Jessica Fletcher was not the only sleuth Lansbury portrayed. In 1980, she actually played Miss Marple in The Mirror Crack'd, based on Agatha Christie's 1962 novel. The film featured an all-star cast that included Elizabeth Taylor, Rock Hudson, Geraldine Chaplin, Tony Curtis, and Kim Novak.
In 1984, she worked with Irish director Neil Jordan on fantasy-horror movie The Company of Wolves.
In a 2008 Associated Press interview, Lansbury said she still welcomed the right script but did not want to play "old, decrepit women".
"I want women my age to be represented the way they are, which is vital, productive members of society.
"I'm astonished at the amount of stuff I managed to pack into the years that I have been in the business. And I'm still here."
Lansbury was married twice, first to American actor Richard Cromwell in 1945 when she was 19 and he was 35. The couple divorced in 1946, but remained friends until Cromwell's death in 1960.
She married her second husband, actor and producer Peter Shaw, in 1949 and they remained together until Shaw’s death in 2003. The couple had two children of their own, Anthony Peter and Deirdre Ann, and Dame Angela also became a step-mother to David, Shaw’s son from a previous relationship.

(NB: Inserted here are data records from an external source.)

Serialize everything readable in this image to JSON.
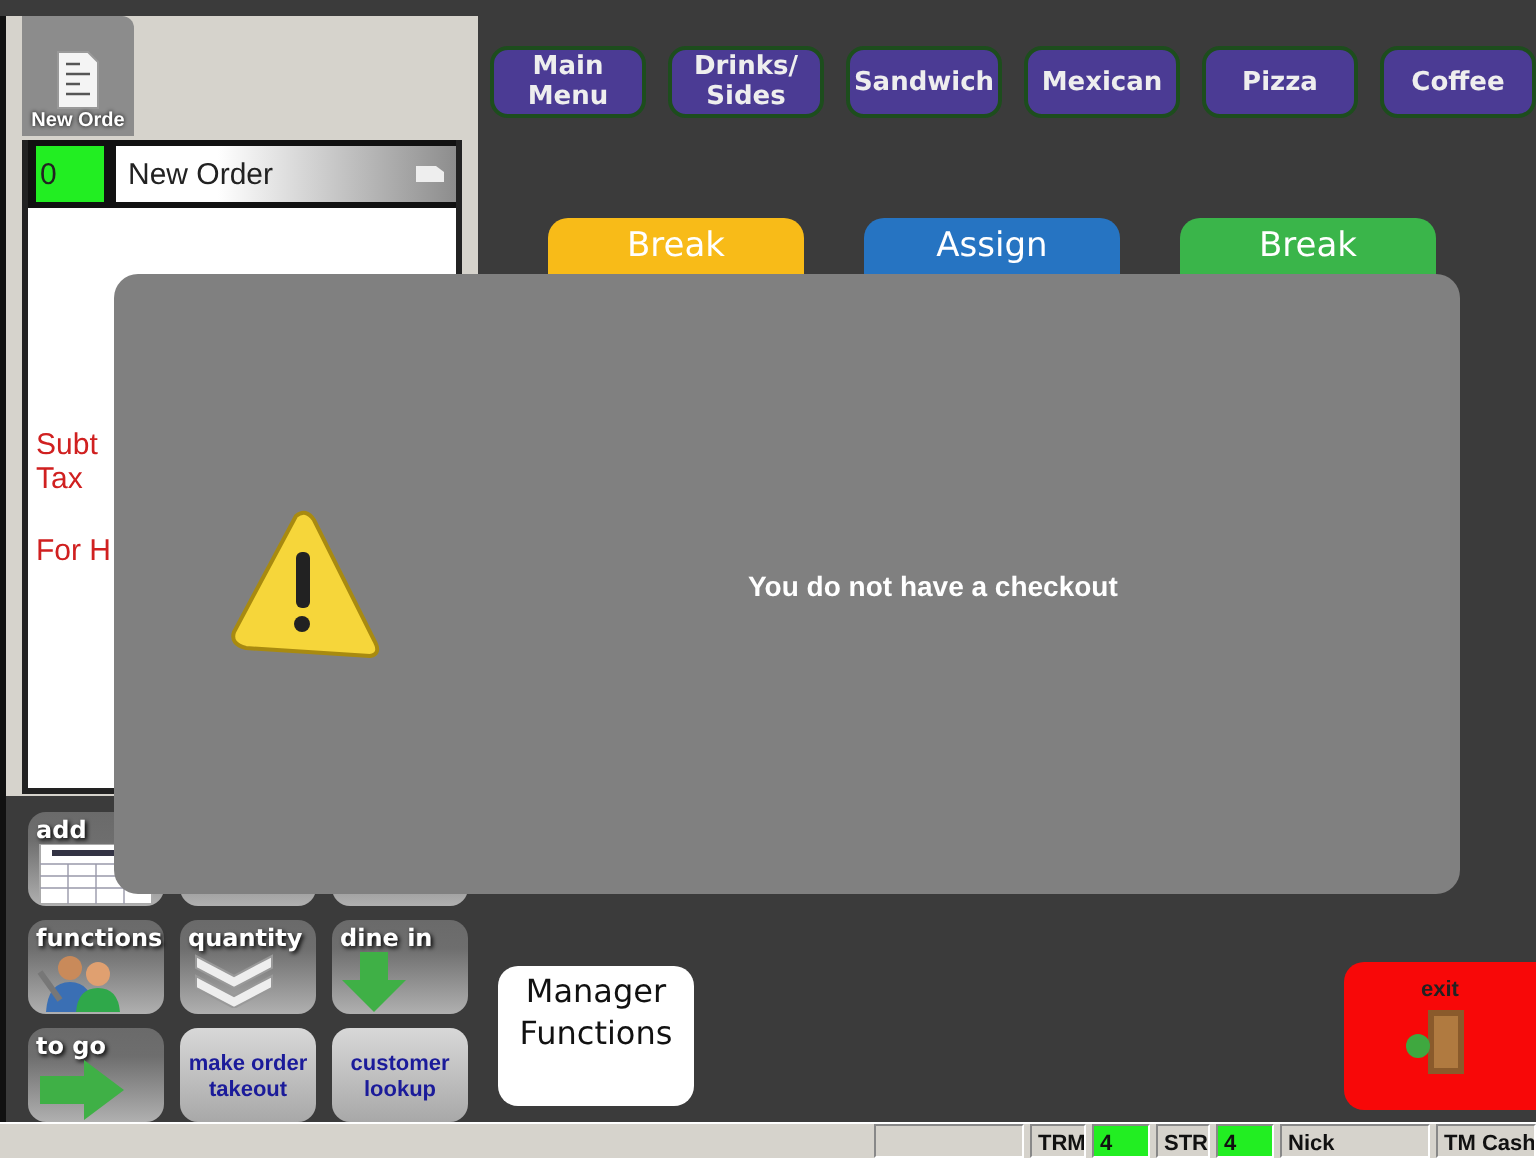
{
  "document_tab": {
    "label": "New Orde"
  },
  "order": {
    "number": "0",
    "title": "New Order",
    "totals": [
      "Subt",
      "Tax"
    ],
    "footer": "For H"
  },
  "order_buttons": [
    {
      "kind": "add",
      "label": "add"
    },
    {
      "kind": "covered"
    },
    {
      "kind": "covered"
    },
    {
      "kind": "functions",
      "label": "functions"
    },
    {
      "kind": "quantity",
      "label": "quantity"
    },
    {
      "kind": "dine_in",
      "label": "dine in"
    },
    {
      "kind": "to_go",
      "label": "to go"
    },
    {
      "kind": "text",
      "label": "make order takeout"
    },
    {
      "kind": "text",
      "label": "customer lookup"
    }
  ],
  "categories": [
    "Main Menu",
    "Drinks/ Sides",
    "Sandwich",
    "Mexican",
    "Pizza",
    "Coffee"
  ],
  "actions": [
    {
      "label": "Break",
      "color": "#f8bb18"
    },
    {
      "label": "Assign",
      "color": "#2674c2"
    },
    {
      "label": "Break",
      "color": "#3ab54a"
    }
  ],
  "manager_button": {
    "label": "Manager Functions"
  },
  "exit_button": {
    "label": "exit"
  },
  "dialog": {
    "message": "You do not have a checkout"
  },
  "status_bar": {
    "terminal_label": "TRM",
    "terminal": "4",
    "store_label": "STR",
    "store": "4",
    "user": "Nick",
    "role": "TM Cash"
  }
}
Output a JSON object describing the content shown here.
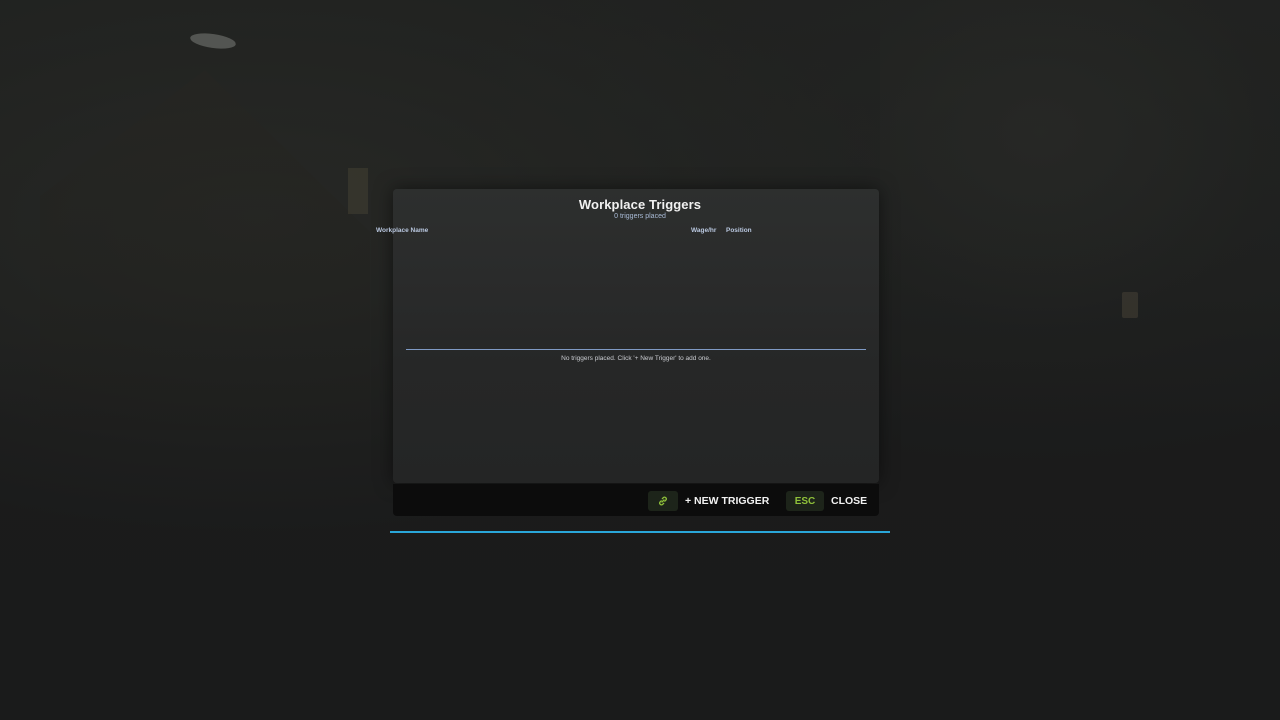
{
  "dialog": {
    "title": "Workplace Triggers",
    "subtitle": "0 triggers placed",
    "columns": {
      "name": "Workplace Name",
      "wage": "Wage/hr",
      "position": "Position"
    },
    "empty_message": "No triggers placed. Click '+ New Trigger' to add one."
  },
  "footer": {
    "new_trigger_key_icon": "link-icon",
    "new_trigger_label": "+ NEW TRIGGER",
    "close_key": "ESC",
    "close_label": "CLOSE"
  },
  "colors": {
    "accent_key": "#8fc13a",
    "divider": "#7f9ac4",
    "progress_line": "#2aa7d9"
  },
  "icons": [
    "link-icon"
  ]
}
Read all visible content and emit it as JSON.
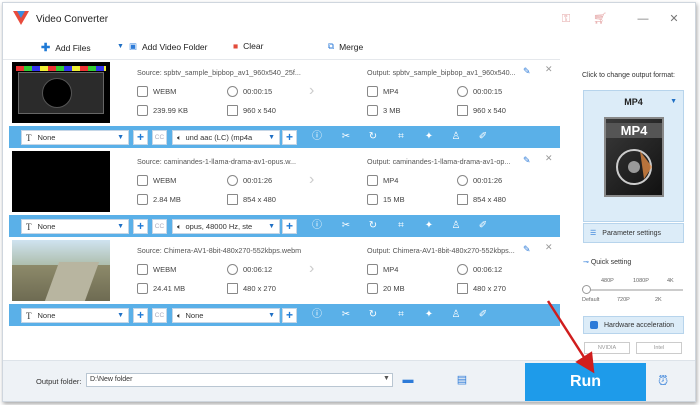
{
  "app": {
    "title": "Video Converter",
    "icons": [
      "key-icon",
      "cart-icon",
      "minimize-icon",
      "close-icon"
    ]
  },
  "toolbar": {
    "add_files": "Add Files",
    "add_folder": "Add Video Folder",
    "clear": "Clear",
    "merge": "Merge"
  },
  "items": [
    {
      "source": "Source: spbtv_sample_bipbop_av1_960x540_25f...",
      "output": "Output: spbtv_sample_bipbop_av1_960x540...",
      "src_format": "WEBM",
      "src_duration": "00:00:15",
      "src_size": "239.99 KB",
      "src_res": "960 x 540",
      "out_format": "MP4",
      "out_duration": "00:00:15",
      "out_size": "3 MB",
      "out_res": "960 x 540",
      "subtitle": "None",
      "audio": "und aac (LC) (mp4a"
    },
    {
      "source": "Source: caminandes-1-llama-drama-av1-opus.w...",
      "output": "Output: caminandes-1-llama-drama-av1-op...",
      "src_format": "WEBM",
      "src_duration": "00:01:26",
      "src_size": "2.84 MB",
      "src_res": "854 x 480",
      "out_format": "MP4",
      "out_duration": "00:01:26",
      "out_size": "15 MB",
      "out_res": "854 x 480",
      "subtitle": "None",
      "audio": "opus, 48000 Hz, ste"
    },
    {
      "source": "Source: Chimera-AV1-8bit-480x270-552kbps.webm",
      "output": "Output: Chimera-AV1-8bit-480x270-552kbps...",
      "src_format": "WEBM",
      "src_duration": "00:06:12",
      "src_size": "24.41 MB",
      "src_res": "480 x 270",
      "out_format": "MP4",
      "out_duration": "00:06:12",
      "out_size": "20 MB",
      "out_res": "480 x 270",
      "subtitle": "None",
      "audio": "None"
    }
  ],
  "right": {
    "click_label": "Click to change output format:",
    "format": "MP4",
    "param": "Parameter settings",
    "quick": "Quick setting",
    "ticks_top": [
      "480P",
      "1080P",
      "4K"
    ],
    "ticks_bottom": [
      "Default",
      "720P",
      "2K"
    ],
    "quick_level": 0,
    "hw": "Hardware acceleration",
    "vendors": [
      "NVIDIA",
      "Intel"
    ]
  },
  "bottom": {
    "output_label": "Output folder:",
    "output_value": "D:\\New folder",
    "run": "Run"
  },
  "colors": {
    "accent": "#1e9bea",
    "bar": "#5ab0e8",
    "run_arrow": "#d01d1d"
  }
}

Anthony went on to become a television director and directed 68 episodes of Murder, She Wrote.
Source: Press Association